I am a big fan of jet aviation and I like to explain the career problem in the form of an aviation analogy.
An aircraft flies steadily when the thrust (from the engine and fuel) and lift generated by the thrust overcomes the drag from the wind and the weight of the plane. All this is managed by the pilot with the assistance of a host of onboard systems and the Air Traffic Controller (ATC) who is located on the ground.
Excluding sabotage, a plane either doesn’t take off or crashes mostly because of a screw up in one or more of these.
You are the flying machine. Let’s analyze why you aren’t at your destination:
- Wrong circle: You are the company you keep at home and at work. They can hold you back with their indifference, cynicism, criticism and ignorance.
- Comfort zone: You are so familiar and comfortable with work that moving out is painful. The inertia is stronger than the motivation.
- Social proof: What will people think? Or in Hindi “Log Kya Kahenge?”. Most of us need to feel accepted by others but this has stressed many and killed a million dreams.
- Focus on tangibles: You are still after another prestigious course (EMBA?) or qualification (CFA?), or more money or a fancier title although at your age and stage of life what you need has little to do with any of these.
- Sunk cost fallacy: After having spent many years in one career, you feel moving on is a massive waste of the time and effort expended so far. You are hence reluctant to consider change.
Aptitude gap: You lack the essential skills and traits for the career you want.
- Passion deficit: You haven’t felt passionate about anything for a long while.
- Low ambition: You feel content and complacent. You think that whatever you have is enough and hence not that keen to explore your potential.

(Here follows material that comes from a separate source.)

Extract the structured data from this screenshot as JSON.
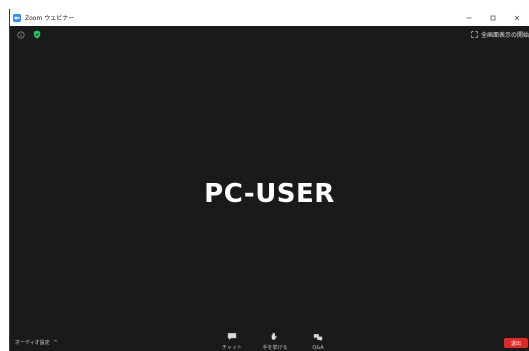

- Weak motivation: In your mind you don’t have a great reason to move. The work is boring (but not that boring), the pay isn’t great (but it pays the bills), the boss doesn’t support you and you learn nothing from him (but at least he isn’t a jerk), your colleagues are average (but at least they aren’t devious backstabbers) etc. etc. Overall, it isn’t painful enough to leave.
Unclear purpose: You don’t know what you want in life and have little or no idea of your values. You are simply drifting on the through life without a GPS.
Poor Traffic Control
No advice: You lack expert, unbiased support in the form of mentoring or coaching. There’s no one to tell you what’s wrong, that you are heading to a crash and to guide you to safety and your destination.
There isn’t one standard approach. It very much depends on the client’s goals and situation.